[GIVEN DATA Boundary: Start]
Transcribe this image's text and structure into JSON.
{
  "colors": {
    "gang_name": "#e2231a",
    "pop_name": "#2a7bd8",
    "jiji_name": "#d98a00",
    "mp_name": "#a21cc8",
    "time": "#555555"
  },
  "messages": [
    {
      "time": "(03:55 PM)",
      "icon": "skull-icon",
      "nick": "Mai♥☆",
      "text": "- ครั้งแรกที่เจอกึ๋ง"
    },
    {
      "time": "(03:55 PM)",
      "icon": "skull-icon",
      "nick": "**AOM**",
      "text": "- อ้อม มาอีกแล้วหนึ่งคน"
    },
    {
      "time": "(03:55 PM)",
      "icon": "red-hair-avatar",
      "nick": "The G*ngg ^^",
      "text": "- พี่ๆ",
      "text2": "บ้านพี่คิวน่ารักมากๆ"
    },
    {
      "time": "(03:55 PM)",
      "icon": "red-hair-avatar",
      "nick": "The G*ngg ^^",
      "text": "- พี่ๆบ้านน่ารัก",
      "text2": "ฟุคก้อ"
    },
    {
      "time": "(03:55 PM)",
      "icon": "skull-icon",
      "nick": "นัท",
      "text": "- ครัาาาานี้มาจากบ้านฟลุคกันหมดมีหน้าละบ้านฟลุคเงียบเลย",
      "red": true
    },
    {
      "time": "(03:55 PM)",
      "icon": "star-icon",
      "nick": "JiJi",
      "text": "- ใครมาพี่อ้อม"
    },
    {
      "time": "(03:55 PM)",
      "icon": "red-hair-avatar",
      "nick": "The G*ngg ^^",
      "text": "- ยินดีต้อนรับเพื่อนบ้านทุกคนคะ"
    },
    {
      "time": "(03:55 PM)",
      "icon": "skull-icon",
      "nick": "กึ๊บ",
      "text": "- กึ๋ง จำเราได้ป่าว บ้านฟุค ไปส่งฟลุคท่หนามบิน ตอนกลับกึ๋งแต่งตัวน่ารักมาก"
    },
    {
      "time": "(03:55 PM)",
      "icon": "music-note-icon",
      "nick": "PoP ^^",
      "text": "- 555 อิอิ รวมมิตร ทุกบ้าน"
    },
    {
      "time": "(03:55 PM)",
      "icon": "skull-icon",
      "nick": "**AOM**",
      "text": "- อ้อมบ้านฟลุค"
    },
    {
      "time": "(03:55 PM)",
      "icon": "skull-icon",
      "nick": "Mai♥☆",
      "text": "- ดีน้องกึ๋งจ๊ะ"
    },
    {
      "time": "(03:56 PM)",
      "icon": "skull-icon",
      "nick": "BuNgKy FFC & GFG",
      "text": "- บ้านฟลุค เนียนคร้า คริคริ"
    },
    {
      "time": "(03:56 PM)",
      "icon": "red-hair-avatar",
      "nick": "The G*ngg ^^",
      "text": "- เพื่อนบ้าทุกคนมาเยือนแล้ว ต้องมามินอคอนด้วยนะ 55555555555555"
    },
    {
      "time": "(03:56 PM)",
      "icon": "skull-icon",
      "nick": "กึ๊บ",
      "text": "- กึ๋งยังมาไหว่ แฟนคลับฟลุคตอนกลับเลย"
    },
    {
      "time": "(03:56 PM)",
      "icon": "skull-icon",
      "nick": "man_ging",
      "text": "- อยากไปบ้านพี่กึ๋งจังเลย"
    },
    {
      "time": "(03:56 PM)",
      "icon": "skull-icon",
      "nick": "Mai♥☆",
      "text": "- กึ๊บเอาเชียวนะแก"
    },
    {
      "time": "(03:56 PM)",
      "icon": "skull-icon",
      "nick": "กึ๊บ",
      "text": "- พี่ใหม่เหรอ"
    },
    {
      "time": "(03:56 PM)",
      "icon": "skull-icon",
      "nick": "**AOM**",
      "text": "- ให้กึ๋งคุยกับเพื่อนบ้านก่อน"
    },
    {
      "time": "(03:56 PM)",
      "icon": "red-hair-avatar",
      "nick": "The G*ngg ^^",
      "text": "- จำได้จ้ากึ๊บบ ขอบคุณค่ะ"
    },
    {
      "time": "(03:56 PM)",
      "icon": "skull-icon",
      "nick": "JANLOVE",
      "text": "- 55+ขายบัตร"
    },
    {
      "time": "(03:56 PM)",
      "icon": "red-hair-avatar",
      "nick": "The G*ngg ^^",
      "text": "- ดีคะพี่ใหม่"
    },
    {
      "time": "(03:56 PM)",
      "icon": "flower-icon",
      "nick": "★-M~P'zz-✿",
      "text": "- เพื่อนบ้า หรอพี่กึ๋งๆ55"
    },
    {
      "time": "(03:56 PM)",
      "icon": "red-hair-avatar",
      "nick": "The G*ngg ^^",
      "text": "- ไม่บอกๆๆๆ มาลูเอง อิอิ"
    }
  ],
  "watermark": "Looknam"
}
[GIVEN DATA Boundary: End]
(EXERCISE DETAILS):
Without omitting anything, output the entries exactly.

(FINISHED EXERCISE):
Transcribe this image's text and structure into JSON.
{
  "colors": {
    "gang_name": "#e2231a",
    "pop_name": "#2a7bd8",
    "jiji_name": "#d98a00",
    "mp_name": "#a21cc8",
    "time": "#555555"
  },
  "messages": [
    {
      "time": "(03:55 PM)",
      "icon": "skull-icon",
      "nick": "Mai♥☆",
      "text": "- ครั้งแรกที่เจอกึ๋ง"
    },
    {
      "time": "(03:55 PM)",
      "icon": "skull-icon",
      "nick": "**AOM**",
      "text": "- อ้อม มาอีกแล้วหนึ่งคน"
    },
    {
      "time": "(03:55 PM)",
      "icon": "red-hair-avatar",
      "nick": "The G*ngg ^^",
      "text": "- พี่ๆ",
      "text2": "บ้านพี่คิวน่ารักมากๆ"
    },
    {
      "time": "(03:55 PM)",
      "icon": "red-hair-avatar",
      "nick": "The G*ngg ^^",
      "text": "- พี่ๆบ้านน่ารัก",
      "text2": "ฟุคก้อ"
    },
    {
      "time": "(03:55 PM)",
      "icon": "skull-icon",
      "nick": "นัท",
      "text": "- ครัาาาานี้มาจากบ้านฟลุคกันหมดมีหน้าละบ้านฟลุคเงียบเลย",
      "red": true
    },
    {
      "time": "(03:55 PM)",
      "icon": "star-icon",
      "nick": "JiJi",
      "text": "- ใครมาพี่อ้อม"
    },
    {
      "time": "(03:55 PM)",
      "icon": "red-hair-avatar",
      "nick": "The G*ngg ^^",
      "text": "- ยินดีต้อนรับเพื่อนบ้านทุกคนคะ"
    },
    {
      "time": "(03:55 PM)",
      "icon": "skull-icon",
      "nick": "กึ๊บ",
      "text": "- กึ๋ง จำเราได้ป่าว บ้านฟุค ไปส่งฟลุคท่หนามบิน ตอนกลับกึ๋งแต่งตัวน่ารักมาก"
    },
    {
      "time": "(03:55 PM)",
      "icon": "music-note-icon",
      "nick": "PoP ^^",
      "text": "- 555 อิอิ รวมมิตร ทุกบ้าน"
    },
    {
      "time": "(03:55 PM)",
      "icon": "skull-icon",
      "nick": "**AOM**",
      "text": "- อ้อมบ้านฟลุค"
    },
    {
      "time": "(03:55 PM)",
      "icon": "skull-icon",
      "nick": "Mai♥☆",
      "text": "- ดีน้องกึ๋งจ๊ะ"
    },
    {
      "time": "(03:56 PM)",
      "icon": "skull-icon",
      "nick": "BuNgKy FFC & GFG",
      "text": "- บ้านฟลุค เนียนคร้า คริคริ"
    },
    {
      "time": "(03:56 PM)",
      "icon": "red-hair-avatar",
      "nick": "The G*ngg ^^",
      "text": "- เพื่อนบ้าทุกคนมาเยือนแล้ว ต้องมามินอคอนด้วยนะ 55555555555555"
    },
    {
      "time": "(03:56 PM)",
      "icon": "skull-icon",
      "nick": "กึ๊บ",
      "text": "- กึ๋งยังมาไหว่ แฟนคลับฟลุคตอนกลับเลย"
    },
    {
      "time": "(03:56 PM)",
      "icon": "skull-icon",
      "nick": "man_ging",
      "text": "- อยากไปบ้านพี่กึ๋งจังเลย"
    },
    {
      "time": "(03:56 PM)",
      "icon": "skull-icon",
      "nick": "Mai♥☆",
      "text": "- กึ๊บเอาเชียวนะแก"
    },
    {
      "time": "(03:56 PM)",
      "icon": "skull-icon",
      "nick": "กึ๊บ",
      "text": "- พี่ใหม่เหรอ"
    },
    {
      "time": "(03:56 PM)",
      "icon": "skull-icon",
      "nick": "**AOM**",
      "text": "- ให้กึ๋งคุยกับเพื่อนบ้านก่อน"
    },
    {
      "time": "(03:56 PM)",
      "icon": "red-hair-avatar",
      "nick": "The G*ngg ^^",
      "text": "- จำได้จ้ากึ๊บบ ขอบคุณค่ะ"
    },
    {
      "time": "(03:56 PM)",
      "icon": "skull-icon",
      "nick": "JANLOVE",
      "text": "- 55+ขายบัตร"
    },
    {
      "time": "(03:56 PM)",
      "icon": "red-hair-avatar",
      "nick": "The G*ngg ^^",
      "text": "- ดีคะพี่ใหม่"
    },
    {
      "time": "(03:56 PM)",
      "icon": "flower-icon",
      "nick": "★-M~P'zz-✿",
      "text": "- เพื่อนบ้า หรอพี่กึ๋งๆ55"
    },
    {
      "time": "(03:56 PM)",
      "icon": "red-hair-avatar",
      "nick": "The G*ngg ^^",
      "text": "- ไม่บอกๆๆๆ มาลูเอง อิอิ"
    }
  ],
  "watermark": "Looknam"
}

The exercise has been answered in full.